● WORK TO BE COMPLETED: From the first line to the last, give the records again exactly and skip the pictures.

-- -- --

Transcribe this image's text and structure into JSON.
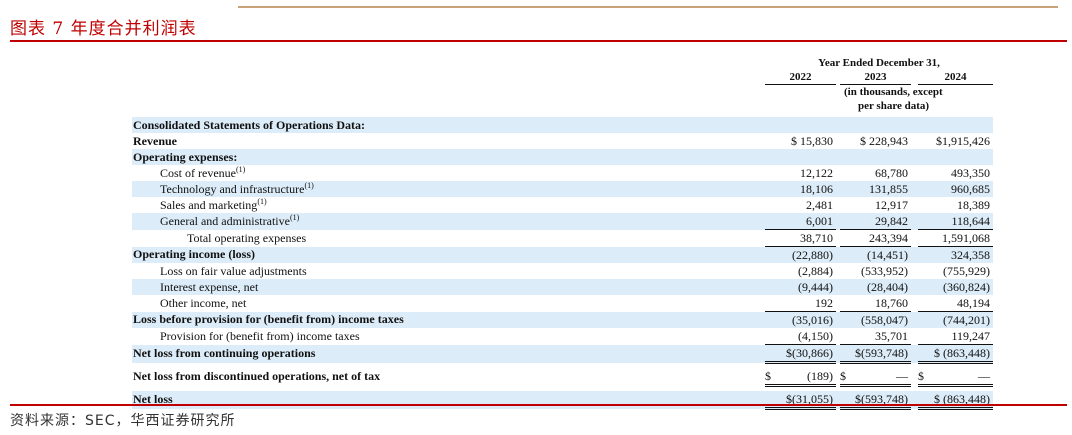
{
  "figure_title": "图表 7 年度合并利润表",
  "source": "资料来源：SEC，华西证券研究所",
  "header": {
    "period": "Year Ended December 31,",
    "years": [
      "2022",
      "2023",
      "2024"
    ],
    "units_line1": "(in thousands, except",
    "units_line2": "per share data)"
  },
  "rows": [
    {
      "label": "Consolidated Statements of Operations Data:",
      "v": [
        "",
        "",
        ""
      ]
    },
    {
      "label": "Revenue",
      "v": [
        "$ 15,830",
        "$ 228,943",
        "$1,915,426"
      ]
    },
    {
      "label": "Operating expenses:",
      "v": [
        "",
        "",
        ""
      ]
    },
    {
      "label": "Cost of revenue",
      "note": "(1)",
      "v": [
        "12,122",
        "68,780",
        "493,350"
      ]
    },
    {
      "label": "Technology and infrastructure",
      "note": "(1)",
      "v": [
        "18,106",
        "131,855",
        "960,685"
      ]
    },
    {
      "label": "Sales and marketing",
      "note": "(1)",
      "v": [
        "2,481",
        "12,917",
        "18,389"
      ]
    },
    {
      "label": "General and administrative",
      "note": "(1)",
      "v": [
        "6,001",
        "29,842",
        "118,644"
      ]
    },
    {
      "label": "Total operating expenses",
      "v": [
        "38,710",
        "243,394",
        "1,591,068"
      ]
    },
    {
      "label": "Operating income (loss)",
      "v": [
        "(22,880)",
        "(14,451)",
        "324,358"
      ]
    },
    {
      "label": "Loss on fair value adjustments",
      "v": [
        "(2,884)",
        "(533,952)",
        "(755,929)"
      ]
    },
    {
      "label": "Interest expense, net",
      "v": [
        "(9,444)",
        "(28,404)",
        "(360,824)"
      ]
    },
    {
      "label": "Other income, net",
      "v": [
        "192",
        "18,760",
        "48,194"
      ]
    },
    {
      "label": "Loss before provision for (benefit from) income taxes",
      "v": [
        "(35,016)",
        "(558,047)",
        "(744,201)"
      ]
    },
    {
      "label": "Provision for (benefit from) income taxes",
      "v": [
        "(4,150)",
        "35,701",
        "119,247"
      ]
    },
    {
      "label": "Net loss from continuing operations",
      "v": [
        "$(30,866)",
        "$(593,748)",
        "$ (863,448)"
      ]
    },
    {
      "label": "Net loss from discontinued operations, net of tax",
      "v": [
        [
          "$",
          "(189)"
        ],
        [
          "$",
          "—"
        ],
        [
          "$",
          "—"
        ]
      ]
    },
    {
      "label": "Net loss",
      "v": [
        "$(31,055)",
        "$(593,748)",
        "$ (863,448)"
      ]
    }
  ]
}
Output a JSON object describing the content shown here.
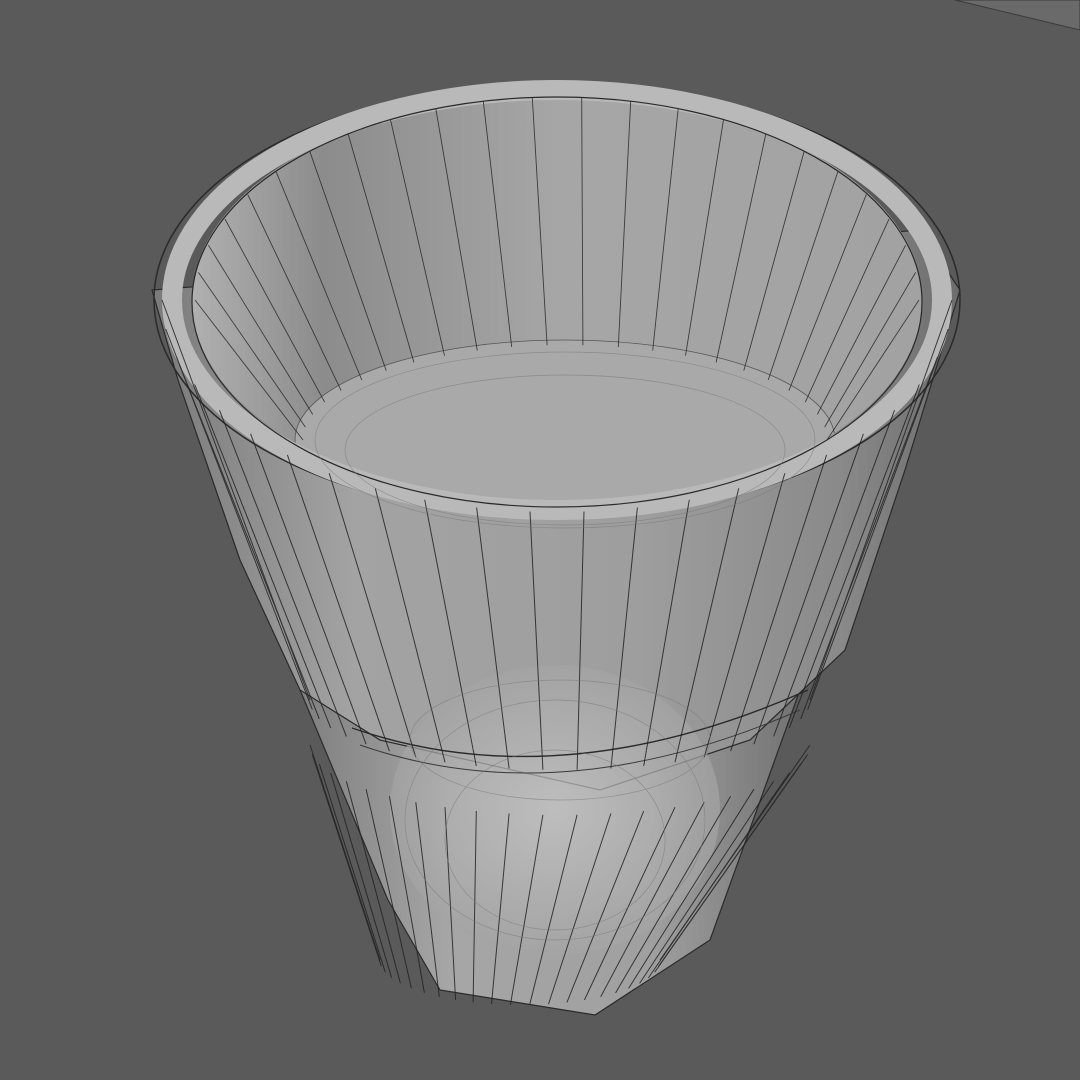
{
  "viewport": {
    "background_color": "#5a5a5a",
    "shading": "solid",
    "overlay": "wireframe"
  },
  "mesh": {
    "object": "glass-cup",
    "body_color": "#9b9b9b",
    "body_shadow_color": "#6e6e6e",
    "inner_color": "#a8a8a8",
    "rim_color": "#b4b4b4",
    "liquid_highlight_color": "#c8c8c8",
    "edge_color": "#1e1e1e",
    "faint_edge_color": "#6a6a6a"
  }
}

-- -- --

● OUTPUT OF THE TASK:
Transcribe this image's text and structure into JSON.
{
  "figure_title": "图表 7 年度合并利润表",
  "source": "资料来源：SEC，华西证券研究所",
  "header": {
    "period": "Year Ended December 31,",
    "years": [
      "2022",
      "2023",
      "2024"
    ],
    "units_line1": "(in thousands, except",
    "units_line2": "per share data)"
  },
  "rows": [
    {
      "label": "Consolidated Statements of Operations Data:",
      "v": [
        "",
        "",
        ""
      ]
    },
    {
      "label": "Revenue",
      "v": [
        "$ 15,830",
        "$ 228,943",
        "$1,915,426"
      ]
    },
    {
      "label": "Operating expenses:",
      "v": [
        "",
        "",
        ""
      ]
    },
    {
      "label": "Cost of revenue",
      "note": "(1)",
      "v": [
        "12,122",
        "68,780",
        "493,350"
      ]
    },
    {
      "label": "Technology and infrastructure",
      "note": "(1)",
      "v": [
        "18,106",
        "131,855",
        "960,685"
      ]
    },
    {
      "label": "Sales and marketing",
      "note": "(1)",
      "v": [
        "2,481",
        "12,917",
        "18,389"
      ]
    },
    {
      "label": "General and administrative",
      "note": "(1)",
      "v": [
        "6,001",
        "29,842",
        "118,644"
      ]
    },
    {
      "label": "Total operating expenses",
      "v": [
        "38,710",
        "243,394",
        "1,591,068"
      ]
    },
    {
      "label": "Operating income (loss)",
      "v": [
        "(22,880)",
        "(14,451)",
        "324,358"
      ]
    },
    {
      "label": "Loss on fair value adjustments",
      "v": [
        "(2,884)",
        "(533,952)",
        "(755,929)"
      ]
    },
    {
      "label": "Interest expense, net",
      "v": [
        "(9,444)",
        "(28,404)",
        "(360,824)"
      ]
    },
    {
      "label": "Other income, net",
      "v": [
        "192",
        "18,760",
        "48,194"
      ]
    },
    {
      "label": "Loss before provision for (benefit from) income taxes",
      "v": [
        "(35,016)",
        "(558,047)",
        "(744,201)"
      ]
    },
    {
      "label": "Provision for (benefit from) income taxes",
      "v": [
        "(4,150)",
        "35,701",
        "119,247"
      ]
    },
    {
      "label": "Net loss from continuing operations",
      "v": [
        "$(30,866)",
        "$(593,748)",
        "$ (863,448)"
      ]
    },
    {
      "label": "Net loss from discontinued operations, net of tax",
      "v": [
        [
          "$",
          "(189)"
        ],
        [
          "$",
          "—"
        ],
        [
          "$",
          "—"
        ]
      ]
    },
    {
      "label": "Net loss",
      "v": [
        "$(31,055)",
        "$(593,748)",
        "$ (863,448)"
      ]
    }
  ]
}
Output a JSON object describing the content shown here.
{
  "viewport": {
    "background_color": "#5a5a5a",
    "shading": "solid",
    "overlay": "wireframe"
  },
  "mesh": {
    "object": "glass-cup",
    "body_color": "#9b9b9b",
    "body_shadow_color": "#6e6e6e",
    "inner_color": "#a8a8a8",
    "rim_color": "#b4b4b4",
    "liquid_highlight_color": "#c8c8c8",
    "edge_color": "#1e1e1e",
    "faint_edge_color": "#6a6a6a"
  }
}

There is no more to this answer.